Over half of the industry says individual professional trustees should face tighter regulation, exclusive Professional Pensions research reveals.
PP's Pensions Buzz poll last week found 56% of respondents agreed individual professional trustees should be regulated more strictly, against 33% who disagreed.
One respondent said: "A stronger qualification requirement would be a good idea. Running a pension scheme is a complex technical task - the more qualified people there are doing it the better."
Another added: "There is no room for rogues, mavericks or mediocre independent trustees. They should be tested every five years."
Others compared the professional trustee market to the "Wild West" - particularly when it came to sole trustee appointments.
However, other respondents disagreed. One said: "A trustee's knowledge and qualifications does not necessarily mean he or she will give good advice. If they give bad advice, the principal employer should replace them. That's all the regulation you need."
Another said increased regulation would "simply squeeze some very talented and committed individuals out of the industry".
At least one other respondent agreed: "There is enough regulation already. Regulation tends to only affect the behaviours of those who would tend to comply with good standards anyway and will scare off good candidates."
What should tighter regulation entail?
Of the respondents that said individual professional trustees should face additional regulation, there were a range of suggestions as to what this should entail.
Some said that accreditation should be a minimum standard for professional trustees.
Others favoured much stricter rules - with some saying certification or regulatory oversight was needed.
As one respondent said professional trustees needed to be fully qualified, face annual certification, be limited to a certain number of scheme appointments and also affiliated to specific professional bodies.
Another added: "Appointment agreements need to be regulated to ensure employers do not have undue influence on professional trustees."
Professional trustee firms
We also asked whether firms of professional trustees should themselves be more strictly regulated.
Two-thirds of respondents (66%) said they should. Just 29% said they shouldn't and 5% were unsure.
As one commented: "My main concern is that professional trustee firms are increasingly widening their portfolios. The danger is that there could be a conflict of interest in trying to sell additional services. Perhaps there should be similar restrictions to those placed on auditors."
Another suggested that TPR needs to hold a register of professional trustee firms - assessing the financial strength of company and setting minimum indemnity cover based on its client base - adding that each trustee company must set out their control environment and have it audited each year; making it transparent that all responsible individuals are covered in the samples.
A third said: "They should be formally recognised or registered similar to any other regulated business."

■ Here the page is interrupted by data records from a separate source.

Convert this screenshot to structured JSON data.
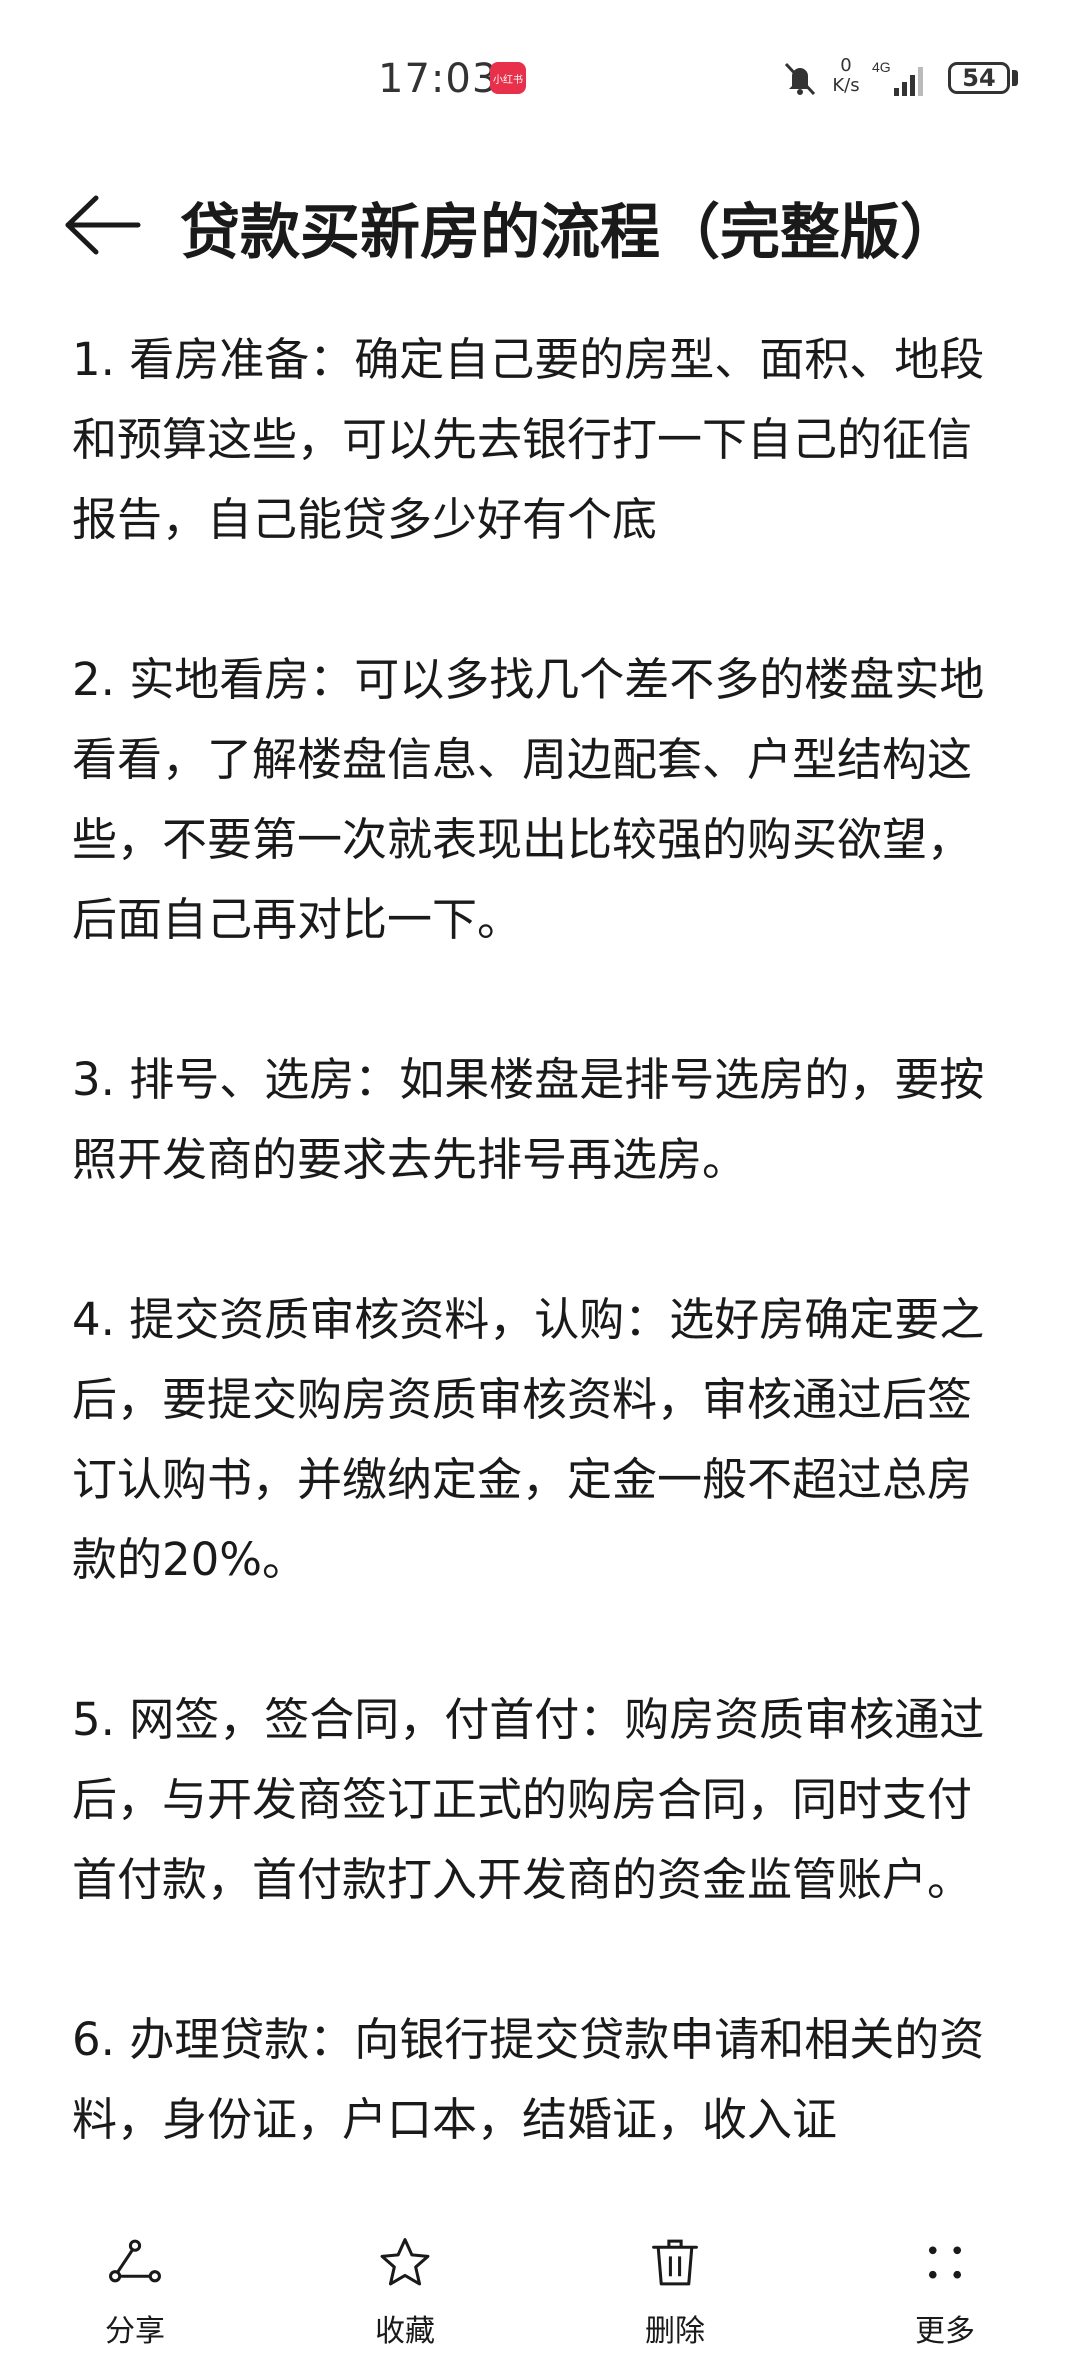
{
  "status": {
    "time": "17:03",
    "app_badge": "小红书",
    "net_speed_top": "0",
    "net_speed_bottom": "K/s",
    "network": "4G",
    "battery": "54"
  },
  "header": {
    "title": "贷款买新房的流程（完整版）"
  },
  "steps": [
    "1. 看房准备：确定自己要的房型、面积、地段和预算这些，可以先去银行打一下自己的征信报告，自己能贷多少好有个底",
    "2. 实地看房：可以多找几个差不多的楼盘实地看看，了解楼盘信息、周边配套、户型结构这些，不要第一次就表现出比较强的购买欲望，后面自己再对比一下。",
    "3. 排号、选房：如果楼盘是排号选房的，要按照开发商的要求去先排号再选房。",
    "4. 提交资质审核资料，认购：选好房确定要之后，要提交购房资质审核资料，审核通过后签订认购书，并缴纳定金，定金一般不超过总房款的20%。",
    "5. 网签，签合同，付首付：购房资质审核通过后，与开发商签订正式的购房合同，同时支付首付款，首付款打入开发商的资金监管账户。",
    "6. 办理贷款：向银行提交贷款申请和相关的资料，身份证，户口本，结婚证，收入证"
  ],
  "toolbar": {
    "share": "分享",
    "favorite": "收藏",
    "delete": "删除",
    "more": "更多"
  }
}
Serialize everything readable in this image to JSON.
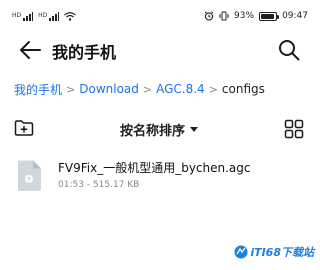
{
  "status_bar": {
    "sig1_label": "HD",
    "sig2_label": "HD",
    "battery_percent": "93%",
    "battery_level": 0.93,
    "time": "09:47"
  },
  "header": {
    "title": "我的手机"
  },
  "breadcrumb": [
    {
      "label": "我的手机"
    },
    {
      "label": "Download"
    },
    {
      "label": "AGC.8.4"
    },
    {
      "label": "configs"
    }
  ],
  "toolbar": {
    "sort_label": "按名称排序"
  },
  "files": [
    {
      "name": "FV9Fix_一般机型通用_bychen.agc",
      "meta": "01:53 - 515.17 KB"
    }
  ],
  "watermark": {
    "text": "iTI68下载站"
  },
  "colors": {
    "accent": "#1a73e8",
    "file_icon": "#cfd8dc",
    "watermark": "#1d7fe0"
  }
}
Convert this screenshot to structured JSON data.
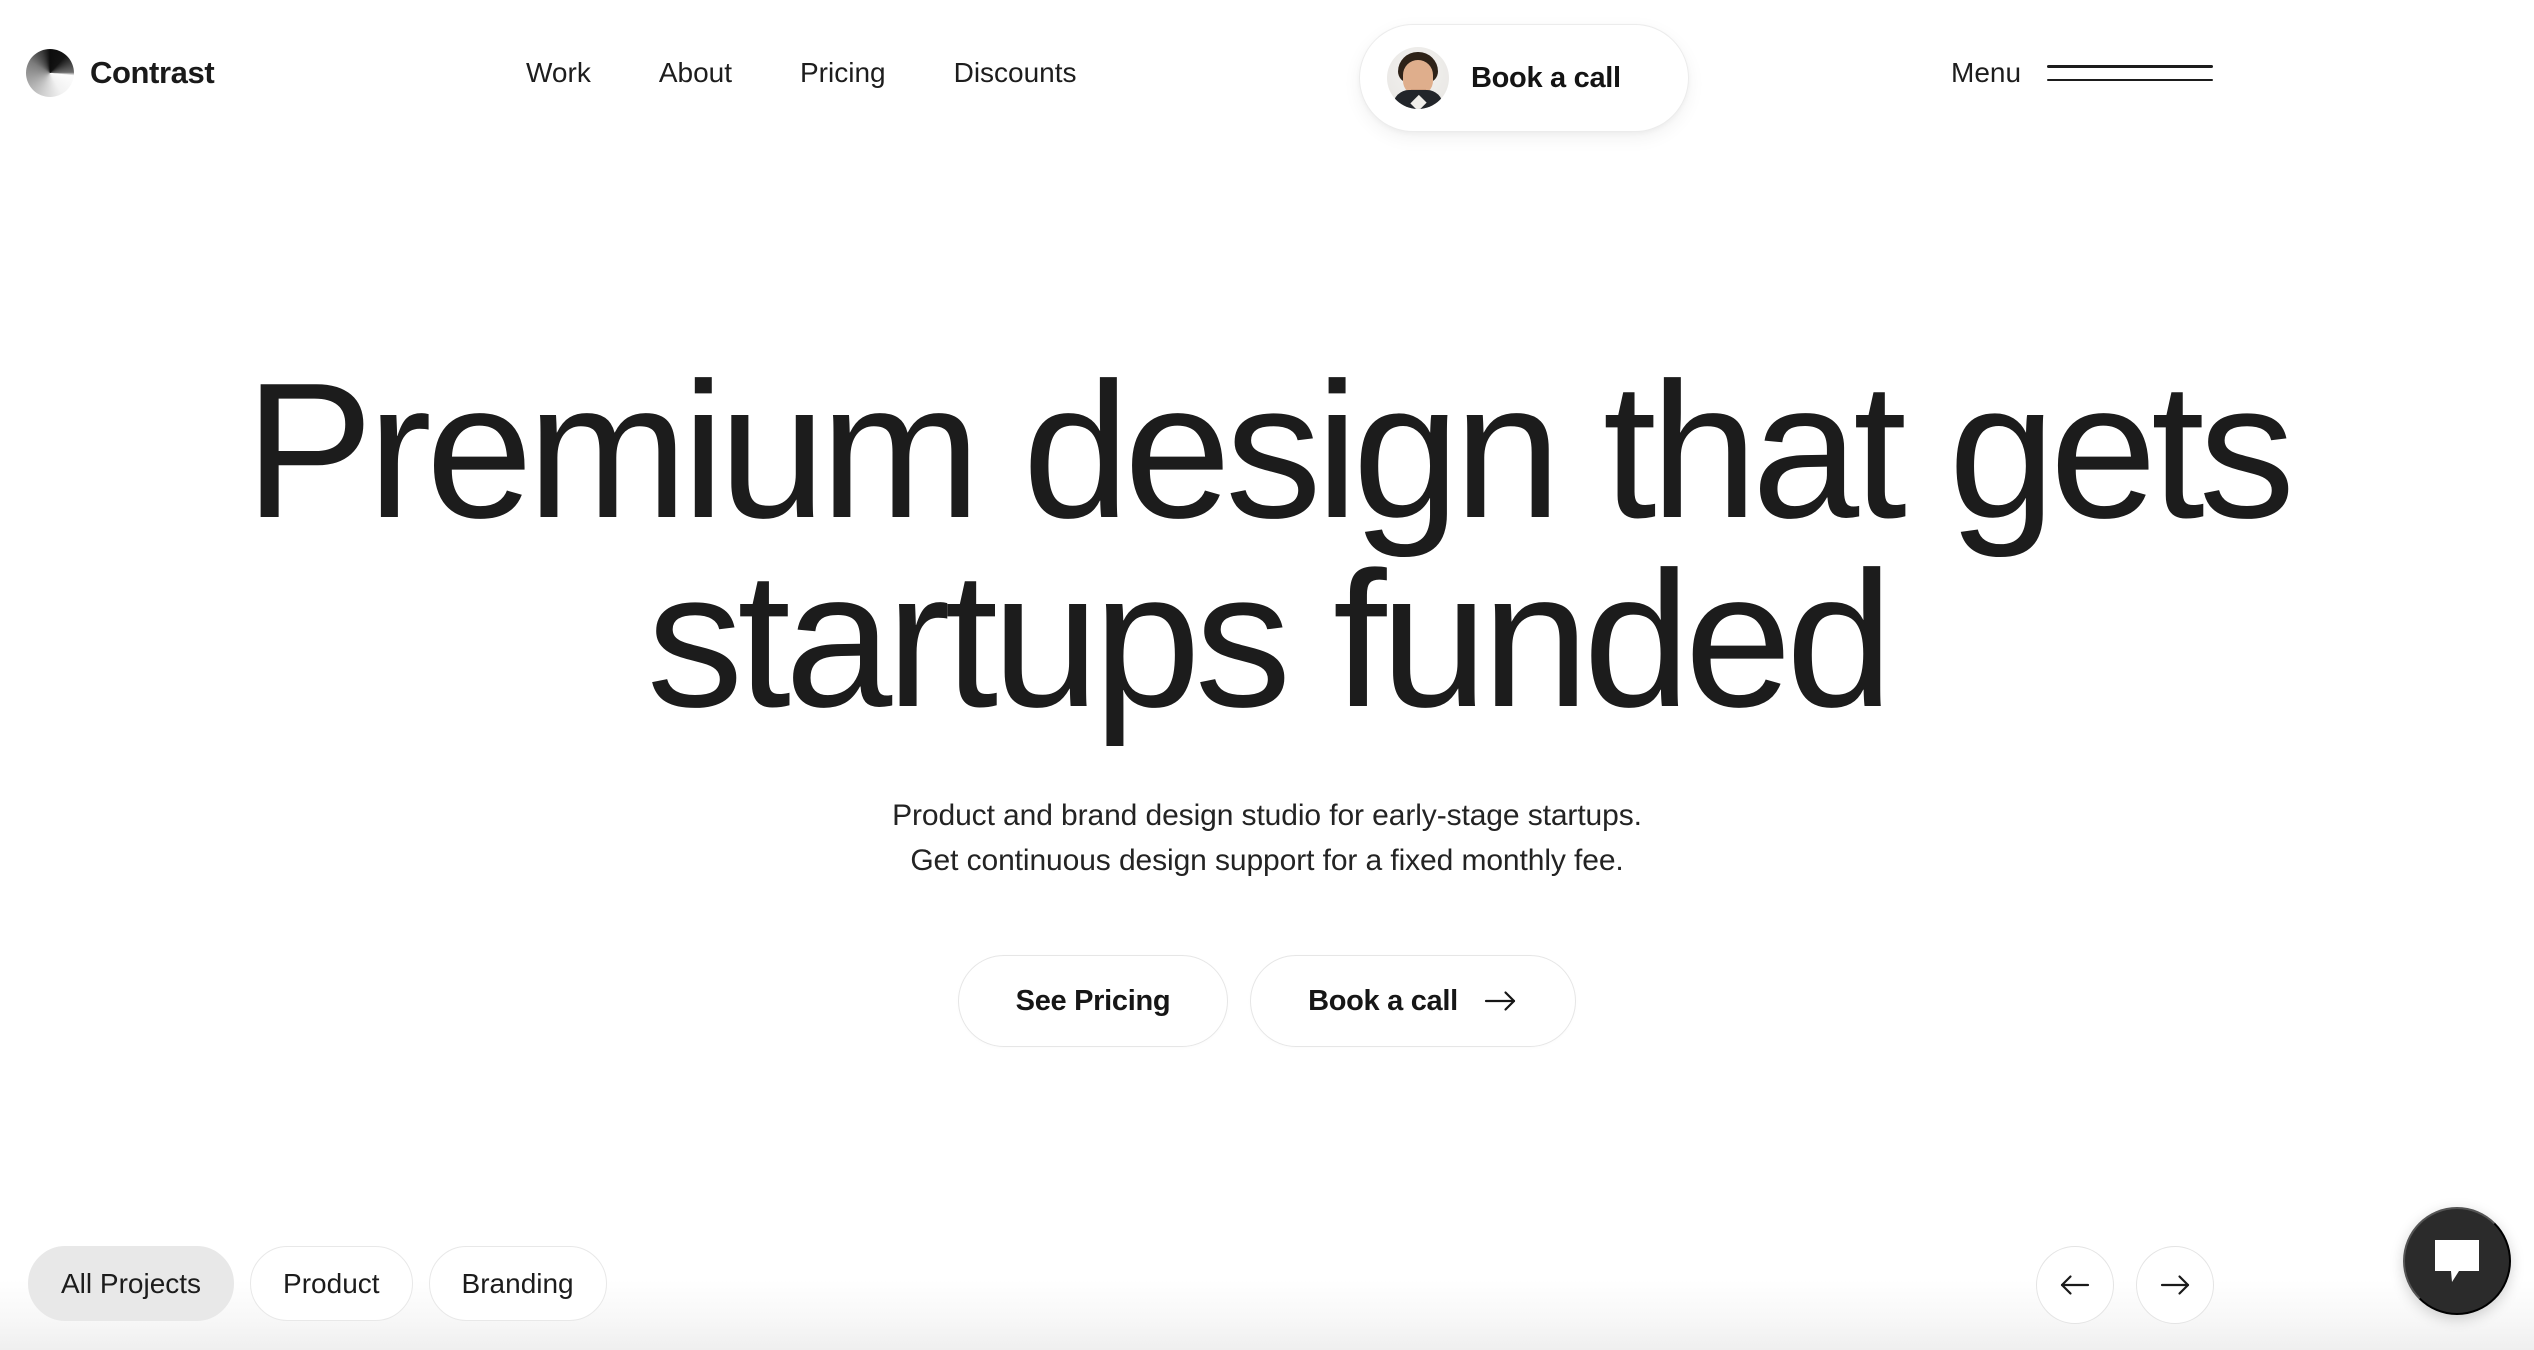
{
  "header": {
    "brand": {
      "name": "Contrast",
      "logo_icon": "contrast-circle-logo-icon"
    },
    "nav_links": [
      {
        "label": "Work"
      },
      {
        "label": "About"
      },
      {
        "label": "Pricing"
      },
      {
        "label": "Discounts"
      }
    ],
    "book_call_pill": {
      "label": "Book a call",
      "avatar_icon": "avatar-photo"
    },
    "menu": {
      "label": "Menu",
      "icon": "hamburger-menu-icon"
    }
  },
  "hero": {
    "title_line1": "Premium design that gets",
    "title_line2": "startups funded",
    "subtitle_line1": "Product and brand design studio for early-stage startups.",
    "subtitle_line2": "Get continuous design support for a fixed monthly fee.",
    "cta_primary": "See Pricing",
    "cta_secondary": "Book a call",
    "cta_secondary_icon": "arrow-right-icon"
  },
  "projects": {
    "filters": [
      {
        "label": "All Projects",
        "active": true
      },
      {
        "label": "Product",
        "active": false
      },
      {
        "label": "Branding",
        "active": false
      }
    ],
    "carousel": {
      "prev_icon": "arrow-left-icon",
      "next_icon": "arrow-right-icon"
    }
  },
  "chat": {
    "icon": "chat-bubble-icon"
  },
  "colors": {
    "background": "#ffffff",
    "text": "#1a1a1a",
    "chip_active_bg": "#e8e8e8",
    "border": "#e6e6e6",
    "chat_bg": "#2b2b2b"
  }
}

Pensions Buzz is conducted each week to anonymously to collate our readers' views on key news and trends. Respondents include actuaries, trustees, investment managers, lawyers, pension scheme administrators, and consultants. A new poll is released every Monday.
To take part, email our research team at [email protected]